PEARL RIVER, La. — "I think what we're seeing right now is what we're going to get," J.J. Jennings, the police chief of this small and somewhat waterlogged city near the Mississippi border, said with nervous optimism.
What he was seeing at that moment Monday was a group of neighbors using pumps and sandbags to keep an ever-rising creek out of Ed Martensson's house, which was so hemmed in by water that a 12-year-old boy was fishing in the driveway.
After days of extraordinary rainfall — some places recorded more than 20 inches in less than 72 hours, the National Weather Service said — the rising waters that ruined homes are swelling the rivers, bayous and lakes of southern Louisiana.
"They've already got a lot of water down there, much like we have, and now we're sending more water down there," said Matt Hemingway, a Weather Service meteorologist in Shreveport, in northern Louisiana. "The entire state has been impacted."
Gov. John Bel Edwards has declared a statewide emergency, and President Barack Obama said Sunday that there were major disasters in seven parishes.

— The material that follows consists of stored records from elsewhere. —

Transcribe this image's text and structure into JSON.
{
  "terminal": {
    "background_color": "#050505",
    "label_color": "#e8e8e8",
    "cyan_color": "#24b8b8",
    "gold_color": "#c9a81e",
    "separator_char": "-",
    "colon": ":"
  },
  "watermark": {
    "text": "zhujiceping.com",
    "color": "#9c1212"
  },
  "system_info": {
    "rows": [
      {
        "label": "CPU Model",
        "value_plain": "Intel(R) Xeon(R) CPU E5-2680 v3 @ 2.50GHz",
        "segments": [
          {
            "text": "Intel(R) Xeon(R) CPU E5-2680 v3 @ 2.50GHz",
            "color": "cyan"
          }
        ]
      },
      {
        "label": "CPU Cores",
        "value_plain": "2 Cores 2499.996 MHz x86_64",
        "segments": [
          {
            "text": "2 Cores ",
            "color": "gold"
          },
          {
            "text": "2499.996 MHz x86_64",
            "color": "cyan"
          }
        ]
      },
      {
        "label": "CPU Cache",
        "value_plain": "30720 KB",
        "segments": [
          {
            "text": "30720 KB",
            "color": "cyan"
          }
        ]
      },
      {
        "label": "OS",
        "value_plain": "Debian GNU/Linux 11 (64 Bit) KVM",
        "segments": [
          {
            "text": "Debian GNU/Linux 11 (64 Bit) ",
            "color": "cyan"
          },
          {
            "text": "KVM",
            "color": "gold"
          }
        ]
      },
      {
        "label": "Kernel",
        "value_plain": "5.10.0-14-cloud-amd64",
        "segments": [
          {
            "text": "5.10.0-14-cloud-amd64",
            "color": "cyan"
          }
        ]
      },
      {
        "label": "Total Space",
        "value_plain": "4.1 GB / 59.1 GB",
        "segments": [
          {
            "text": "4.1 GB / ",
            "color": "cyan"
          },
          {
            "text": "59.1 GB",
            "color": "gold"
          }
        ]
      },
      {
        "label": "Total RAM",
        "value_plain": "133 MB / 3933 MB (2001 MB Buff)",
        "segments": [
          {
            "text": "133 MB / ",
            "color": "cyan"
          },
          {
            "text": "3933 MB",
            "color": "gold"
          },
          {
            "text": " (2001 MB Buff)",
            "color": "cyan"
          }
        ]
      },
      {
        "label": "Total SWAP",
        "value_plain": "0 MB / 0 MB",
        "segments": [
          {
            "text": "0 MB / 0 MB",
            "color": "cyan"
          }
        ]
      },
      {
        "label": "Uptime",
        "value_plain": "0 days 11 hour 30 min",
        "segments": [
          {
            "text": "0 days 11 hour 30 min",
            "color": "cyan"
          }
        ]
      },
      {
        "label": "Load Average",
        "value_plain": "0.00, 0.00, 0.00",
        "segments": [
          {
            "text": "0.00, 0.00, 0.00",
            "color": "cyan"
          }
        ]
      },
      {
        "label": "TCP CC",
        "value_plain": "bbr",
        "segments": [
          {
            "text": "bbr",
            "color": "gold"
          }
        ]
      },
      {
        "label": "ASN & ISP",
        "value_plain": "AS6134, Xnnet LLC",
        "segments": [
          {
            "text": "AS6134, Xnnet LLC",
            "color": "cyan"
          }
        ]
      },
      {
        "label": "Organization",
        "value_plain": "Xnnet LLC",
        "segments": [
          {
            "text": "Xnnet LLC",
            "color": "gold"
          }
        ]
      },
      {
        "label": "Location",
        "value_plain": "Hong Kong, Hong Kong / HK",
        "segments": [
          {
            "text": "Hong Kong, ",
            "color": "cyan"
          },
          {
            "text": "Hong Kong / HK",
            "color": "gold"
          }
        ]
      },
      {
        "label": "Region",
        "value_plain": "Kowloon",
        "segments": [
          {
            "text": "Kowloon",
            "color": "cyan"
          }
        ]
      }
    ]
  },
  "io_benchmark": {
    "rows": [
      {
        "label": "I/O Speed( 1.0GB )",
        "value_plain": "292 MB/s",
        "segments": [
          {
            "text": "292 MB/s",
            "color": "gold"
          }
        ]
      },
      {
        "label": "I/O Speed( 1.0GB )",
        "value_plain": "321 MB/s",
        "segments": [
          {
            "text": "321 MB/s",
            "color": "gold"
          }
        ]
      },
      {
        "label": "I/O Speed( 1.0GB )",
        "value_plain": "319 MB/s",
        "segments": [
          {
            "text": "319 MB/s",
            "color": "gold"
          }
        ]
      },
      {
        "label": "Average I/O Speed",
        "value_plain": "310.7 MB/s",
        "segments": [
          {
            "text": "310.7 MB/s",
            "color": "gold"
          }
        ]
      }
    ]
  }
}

Obama could soon extend federal assistance elsewhere in Louisiana, where thousands of people have evacuated and at least four deaths have been reported.
State officials said more than 6,100 structures had been damaged, with more expected.
In Mississippi, where a state of emergency was in effect and the National Guard was activated, the state's emergency management agency said at least 185 homes were destroyed, and hundreds more were damaged.
Gov. Phil Bryant said Monday there had not yet been enough destruction in Mississippi to seek a disaster declaration from Obama, but that the authorities were prepared for flooding and that the state might ultimately request federal aid.
Although Louisiana and Mississippi faced the gravest threats Monday, federal officials also issued flood warnings in more than a half-dozen other states.